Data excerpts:
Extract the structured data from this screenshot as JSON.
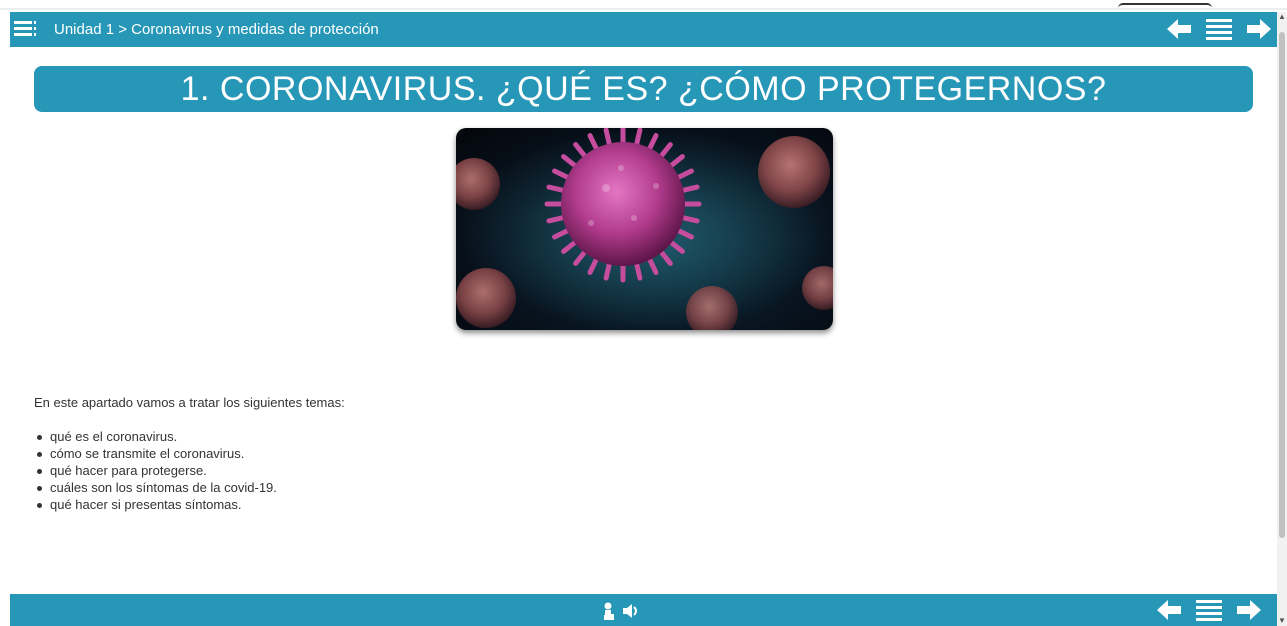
{
  "header": {
    "breadcrumb": "Unidad 1 > Coronavirus y medidas de protección",
    "menu_icon": "hamburger-menu-icon",
    "nav": [
      "arrow-left-icon",
      "index-list-icon",
      "arrow-right-icon"
    ]
  },
  "page": {
    "title": "1. CORONAVIRUS. ¿QUÉ ES? ¿CÓMO PROTEGERNOS?",
    "intro": "En este apartado vamos a tratar los siguientes temas:",
    "topics": [
      "qué es el coronavirus.",
      "cómo se transmite el coronavirus.",
      "qué hacer para protegerse.",
      "cuáles son los síntomas de la covid-19.",
      "qué hacer si presentas síntomas."
    ]
  },
  "footer": {
    "audio_icons": [
      "touch-icon",
      "speaker-icon"
    ],
    "nav": [
      "arrow-left-icon",
      "index-list-icon",
      "arrow-right-icon"
    ]
  },
  "colors": {
    "accent": "#2797b8",
    "text": "#333333"
  }
}
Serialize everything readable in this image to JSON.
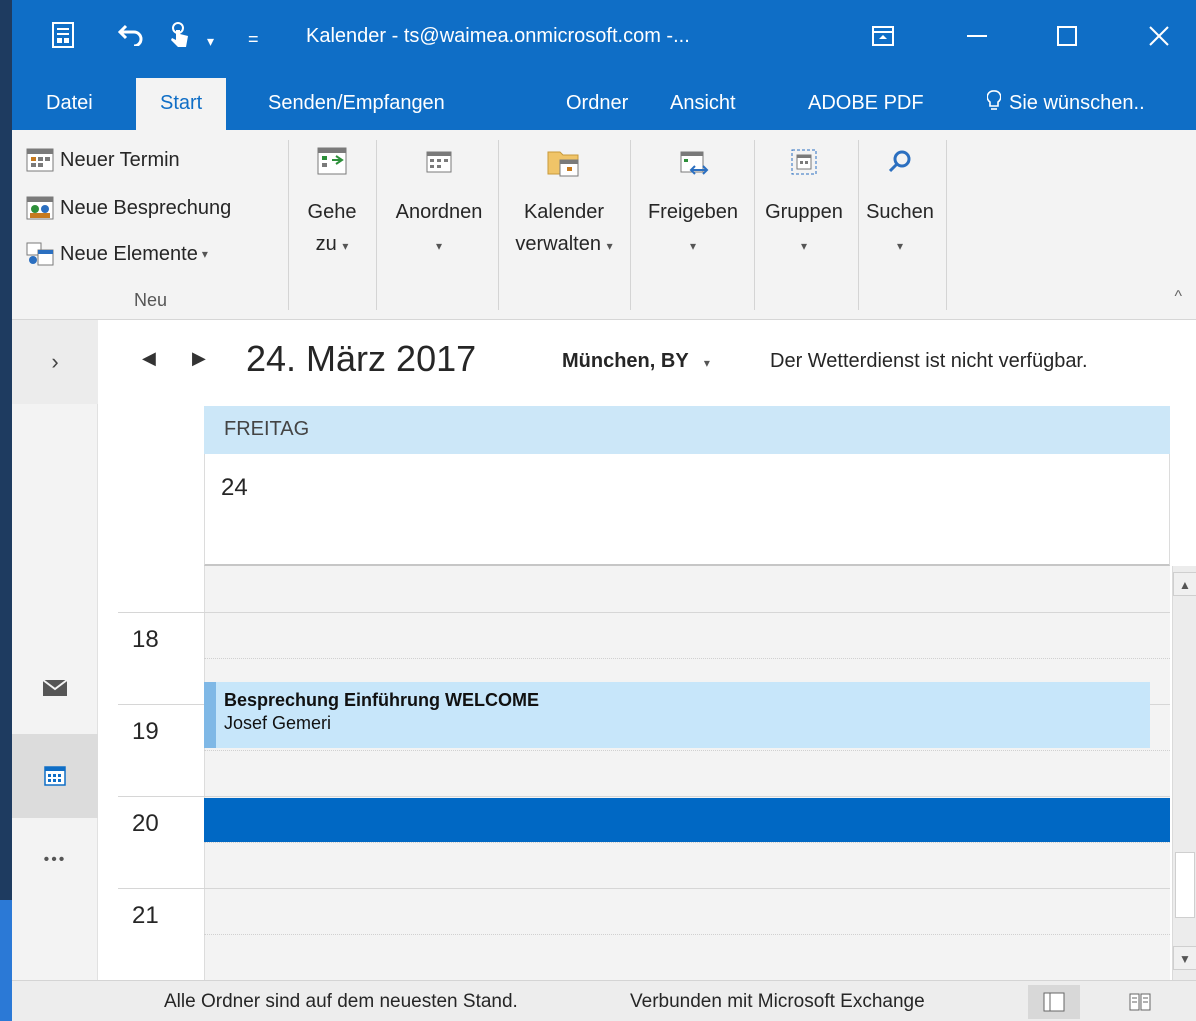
{
  "window": {
    "title": "Kalender - ts@waimea.onmicrosoft.com -...",
    "colors": {
      "brand": "#0f6ec6",
      "ribbon": "#f3f3f3",
      "day_header": "#cce7f8",
      "event": "#c7e6fa",
      "now_bar": "#0068c4"
    }
  },
  "quick_access": {
    "icons": [
      "send-receive-icon",
      "undo-icon",
      "touch-mode-icon",
      "customize-icon"
    ],
    "caret": "▾",
    "overflow": "="
  },
  "tabs": [
    {
      "label": "Datei"
    },
    {
      "label": "Start"
    },
    {
      "label": "Senden/Empfangen"
    },
    {
      "label": "Ordner"
    },
    {
      "label": "Ansicht"
    },
    {
      "label": "ADOBE PDF"
    }
  ],
  "tell_me": "Sie wünschen..",
  "ribbon": {
    "group_neu": {
      "label": "Neu",
      "new_appointment": "Neuer Termin",
      "new_meeting": "Neue Besprechung",
      "new_items": "Neue Elemente",
      "dropdown_caret": "▾"
    },
    "goto": {
      "line1": "Gehe",
      "line2": "zu"
    },
    "arrange": {
      "line1": "Anordnen"
    },
    "manage": {
      "line1": "Kalender",
      "line2": "verwalten"
    },
    "share": {
      "line1": "Freigeben"
    },
    "groups": {
      "line1": "Gruppen"
    },
    "search": {
      "line1": "Suchen"
    },
    "caret": "▾",
    "collapse": "^"
  },
  "calendar": {
    "prev": "◀",
    "next": "▶",
    "date": "24. März 2017",
    "location": "München, BY",
    "location_caret": "▾",
    "weather": "Der Wetterdienst ist nicht verfügbar.",
    "weekday": "FREITAG",
    "day_number": "24",
    "hours": [
      "18",
      "19",
      "20",
      "21"
    ],
    "event": {
      "title": "Besprechung Einführung WELCOME",
      "organizer": "Josef Gemeri"
    }
  },
  "nav": {
    "expand": "›",
    "more": "•••"
  },
  "scrollbar": {
    "up": "▲",
    "down": "▼"
  },
  "status": {
    "folders": "Alle Ordner sind auf dem neuesten Stand.",
    "connection": "Verbunden mit Microsoft Exchange"
  }
}
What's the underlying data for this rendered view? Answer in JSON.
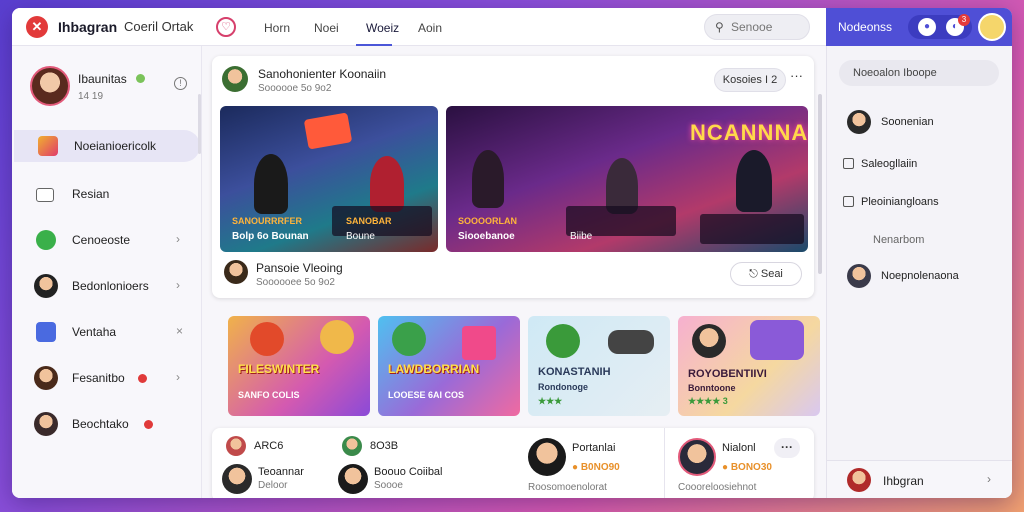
{
  "topbar": {
    "app_title": "Ihbagran",
    "sub_title": "Coeril Ortak",
    "nav_tabs": [
      "Horn",
      "Noei",
      "Woeiz",
      "Aoin"
    ],
    "search_placeholder": "Senooe"
  },
  "header_right": {
    "label": "Nodeonss",
    "notification_count": "3"
  },
  "profile": {
    "name": "Ibaunitas",
    "meta": "14 19"
  },
  "sidebar": {
    "items": [
      {
        "label": "Noeianioericolk"
      },
      {
        "label": "Resian"
      },
      {
        "label": "Cenoeoste"
      },
      {
        "label": "Bedonlonioers"
      },
      {
        "label": "Ventaha"
      },
      {
        "label": "Fesanitbo"
      },
      {
        "label": "Beochtako"
      }
    ]
  },
  "post": {
    "author": "Sanohonienter Koonaiin",
    "time": "Soooooe 5o 9o2",
    "pill_label": "Kosoies I 2",
    "media": [
      {
        "caption_top": "SANOURRRFER",
        "caption_bottom": "Bolp 6o Bounan",
        "caption_top_2": "SANOBAR",
        "caption_bottom_2": "Boune"
      },
      {
        "neon": "NCANNNAI",
        "caption_top": "SOOOORLAN",
        "caption_bottom": "Siooebanoe",
        "caption_bottom_2": "Biibe"
      }
    ],
    "footer_name": "Pansoie Vleoing",
    "footer_meta": "Soooooee 5o 9o2",
    "action_label": "Seai"
  },
  "games": [
    {
      "title": "FILESWINTER",
      "sub": "SANFO COLIS"
    },
    {
      "title": "LAWDBORRIAN",
      "sub": "LOOESE 6AI COS"
    },
    {
      "title": "KONASTANIH",
      "sub": "Rondonoge",
      "stars": "★★★"
    },
    {
      "title": "ROYOBENTIIVI",
      "sub": "Bonntoone",
      "stars": "★★★★ 3"
    }
  ],
  "bottom": {
    "cols": [
      {
        "top_name": "ARC6",
        "top_name_2": "8O3B",
        "name_a": "Teoannar",
        "sub_a": "Deloor",
        "name_b": "Boouo Coiibal",
        "sub_b": "Soooe"
      },
      {
        "name": "Portanlai",
        "coins": "B0NO90",
        "sub": "Roosomoenolorat"
      },
      {
        "name": "Nialonl",
        "coins": "BONO30",
        "sub": "Coooreloosiehnot"
      }
    ]
  },
  "right_panel": {
    "search_label": "Noeoalon Iboope",
    "items": [
      {
        "label": "Soonenian"
      },
      {
        "label": "Saleogllaiin"
      },
      {
        "label": "Pleoiniangloans"
      },
      {
        "label": "Nenarbom"
      },
      {
        "label": "Noepnolenaona"
      }
    ],
    "bottom_label": "Ihbgran"
  },
  "colors": {
    "accent": "#4f4fd6",
    "brand_red": "#e23a3a",
    "status_green": "#7bc35a"
  }
}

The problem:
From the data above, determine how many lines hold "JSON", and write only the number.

Result below:
3